Their new strategy changes agricultural waste – 100 million tons of rice husk waste is created each year – into light-emitting diodes in a minimal expense, harmless to the ecosystem way.
The research group from the Natural Science Center for Basic Research and Development, Hiroshima University, distributed their discoveries in ACS Sustainable Chemistry and Engineering.
“Since regular QDs frequently include poisonous material, like cadmium, lead, or other heavy metals, natural worries have been habitually pondered while utilizing nanomaterials,” said Ken-ichi Saitow, lead author and a professor of chemistry at Hiroshima University. “Our proposed cycle and manufacture technique for QDs limits these worries,”.
Since porous silicon (Si) was found, researchers have investigated its purposes in applications in lithium-ion batteries, luminescent materials, biomedical sensors, and drug conveyance systems.
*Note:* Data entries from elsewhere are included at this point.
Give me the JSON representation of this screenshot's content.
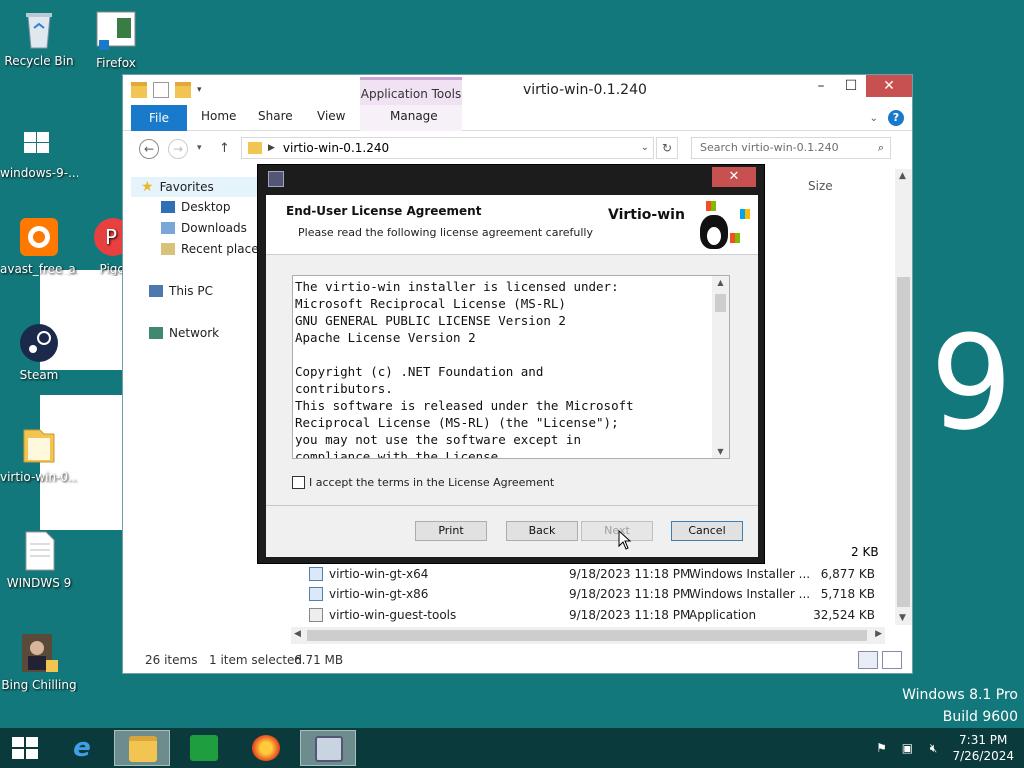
{
  "desktop": {
    "icons": [
      {
        "label": "Recycle Bin",
        "icon": "recycle-bin-icon"
      },
      {
        "label": "Firefox",
        "icon": "shortcut-icon"
      },
      {
        "label": "windows-9-...",
        "icon": "windows-logo-icon"
      },
      {
        "label": "avast_free_a...",
        "icon": "avast-icon"
      },
      {
        "label": "Pigc",
        "icon": "app-icon"
      },
      {
        "label": "Steam",
        "icon": "steam-icon"
      },
      {
        "label": "virtio-win-0....",
        "icon": "folder-icon"
      },
      {
        "label": "WINDWS 9",
        "icon": "document-icon"
      },
      {
        "label": "Bing Chilling",
        "icon": "video-icon"
      }
    ],
    "big_number": "9",
    "watermark_line1": "Windows 8.1 Pro",
    "watermark_line2": "Build 9600"
  },
  "explorer": {
    "title": "virtio-win-0.1.240",
    "contextual_tab_group": "Application Tools",
    "ribbon_tabs": {
      "file": "File",
      "home": "Home",
      "share": "Share",
      "view": "View",
      "manage": "Manage"
    },
    "address_path": "virtio-win-0.1.240",
    "search_placeholder": "Search virtio-win-0.1.240",
    "nav": {
      "favorites": "Favorites",
      "desktop": "Desktop",
      "downloads": "Downloads",
      "recent": "Recent places",
      "this_pc": "This PC",
      "network": "Network"
    },
    "column_size": "Size",
    "partial_size": "2 KB",
    "files": [
      {
        "name": "virtio-win-gt-x64",
        "date": "9/18/2023 11:18 PM",
        "type": "Windows Installer ...",
        "size": "6,877 KB"
      },
      {
        "name": "virtio-win-gt-x86",
        "date": "9/18/2023 11:18 PM",
        "type": "Windows Installer ...",
        "size": "5,718 KB"
      },
      {
        "name": "virtio-win-guest-tools",
        "date": "9/18/2023 11:18 PM",
        "type": "Application",
        "size": "32,524 KB"
      }
    ],
    "status": {
      "items": "26 items",
      "selected": "1 item selected",
      "selected_size": "6.71 MB"
    }
  },
  "dialog": {
    "close_label": "✕",
    "header_title": "End-User License Agreement",
    "header_subtitle": "Please read the following license agreement carefully",
    "brand": "Virtio-win",
    "license_text": "The virtio-win installer is licensed under:\nMicrosoft Reciprocal License (MS-RL)\nGNU GENERAL PUBLIC LICENSE Version 2\nApache License Version 2\n\nCopyright (c) .NET Foundation and\ncontributors.\nThis software is released under the Microsoft\nReciprocal License (MS-RL) (the \"License\");\nyou may not use the software except in\ncompliance with the License.",
    "accept_label": "I accept the terms in the License Agreement",
    "buttons": {
      "print": "Print",
      "back": "Back",
      "next": "Next",
      "cancel": "Cancel"
    }
  },
  "taskbar": {
    "time": "7:31 PM",
    "date": "7/26/2024"
  },
  "colors": {
    "desktop_bg": "#13787b",
    "taskbar_bg": "#0b3a3c",
    "accent_blue": "#1979ca",
    "close_red": "#c75050"
  }
}
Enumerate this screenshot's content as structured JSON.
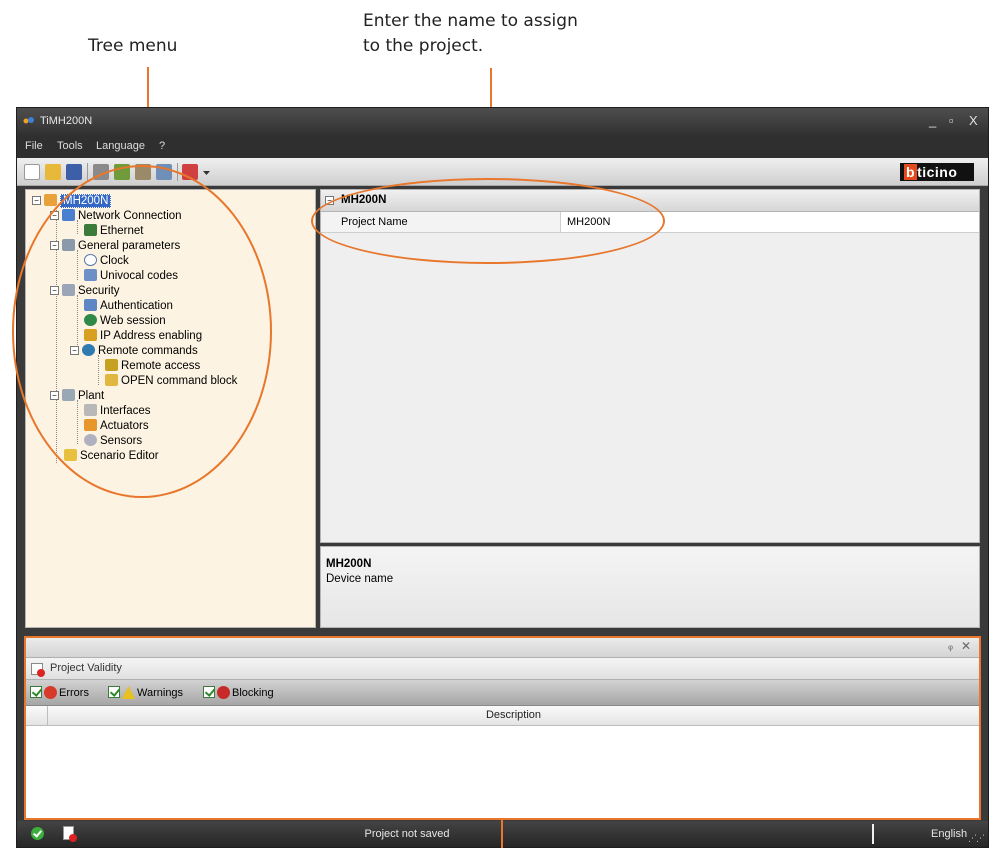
{
  "annotations": {
    "tree_menu": "Tree menu",
    "project_name_line1": "Enter the name to assign",
    "project_name_line2": "to the project."
  },
  "window": {
    "title": "TiMH200N",
    "minimize": "_",
    "maximize": "▫",
    "close": "X"
  },
  "menu": [
    "File",
    "Tools",
    "Language",
    "?"
  ],
  "logo": {
    "highlight": "b",
    "text": "ticino"
  },
  "tree": {
    "root": "MH200N",
    "network_connection": "Network Connection",
    "ethernet": "Ethernet",
    "general_parameters": "General parameters",
    "clock": "Clock",
    "univocal_codes": "Univocal codes",
    "security": "Security",
    "authentication": "Authentication",
    "web_session": "Web session",
    "ip_address_enabling": "IP Address enabling",
    "remote_commands": "Remote commands",
    "remote_access": "Remote access",
    "open_command_block": "OPEN command block",
    "plant": "Plant",
    "interfaces": "Interfaces",
    "actuators": "Actuators",
    "sensors": "Sensors",
    "scenario_editor": "Scenario Editor"
  },
  "properties": {
    "category": "MH200N",
    "rows": [
      {
        "name": "Project Name",
        "value": "MH200N"
      }
    ]
  },
  "description": {
    "title": "MH200N",
    "text": "Device name"
  },
  "bottom_panel": {
    "pin": "ᵩ",
    "close": "✕",
    "tab_label": "Project Validity",
    "filters": {
      "errors": "Errors",
      "warnings": "Warnings",
      "blocking": "Blocking"
    },
    "column_description": "Description"
  },
  "status_bar": {
    "status": "Project not saved",
    "language": "English"
  },
  "colors": {
    "callout": "#e8762b",
    "tree_bg": "#fdf3e2",
    "selection": "#3468c4"
  }
}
Non-poisonous and found plentifully in nature, Si has photoluminescence properties, coming from quantum-sized dot structures that act as semiconductors.
The scientists set out on tracking down another strategy for manufacturing quantum dots that has a positive ecological effect and hoped to waste rice husks as they are a good source of high-purity silica (SiO2) and esteem added Si powder.
As per Hiroshima University, the group utilized a mill of processing, chemical treatments, and chemical etching to handle the rice husk silica. To begin with, they milled rice husks and extracted silica (SiO2) powders by burning off organic compounds of processed rice husks. They then heated the subsequent silica powder in an electric furnace to get Si powders by means of a reduction reaction. Third, the item was a purged Si powder that was additionally decreased to 3nm in size by chemical etching. At long last, its surface was artificially functionalized for high chemical stability and high dispersivity in solvent, with 3nm crystalline particles to deliver the SiQDs that luminesce in the orange-red reach with high luminescence efficiency of more than 20%.
“The current strategy turns into a respectable technique for growing harmless to the ecosystem quantum dot LEDs from natural products,” Saitow said in a proclamation.
The LEDs were gathered as a progression of material layers. An indium-tin-oxide (ITO) glass substrate was the LED anode; filling in as a good conductor of power while adequately straightforward for light emission. Extra layers were turn covered onto the ITO glass, including the layer of SiQDs. The material was covered with an aluminum film cathode.
The chemical synthesis strategy has permitted the group to assess the optical and optoelectrical properties of the SiQD light-emitting diode, including the structures, yields, and properties of the SiO2 and Si powders and SiQDs.
“Bysynthesising high yield SiQDs from rich husks and dispersing them in organic solvents, it is conceivable that one day these cycles could be carried out for an enormous scope, as other high return substance processes,” Saitow said.
The group’s subsequent stages remember creating higher efficiency luminescence for the SiQDs and the LEDs. They will likewise investigate the chance of delivering SiQD LEDs other than the orange-red variety they have quite recently made. The researchers propose their strategy could be applied to different plants, for example, sugar stick bamboo, wheat, grain, or grasses, that contain SiO2.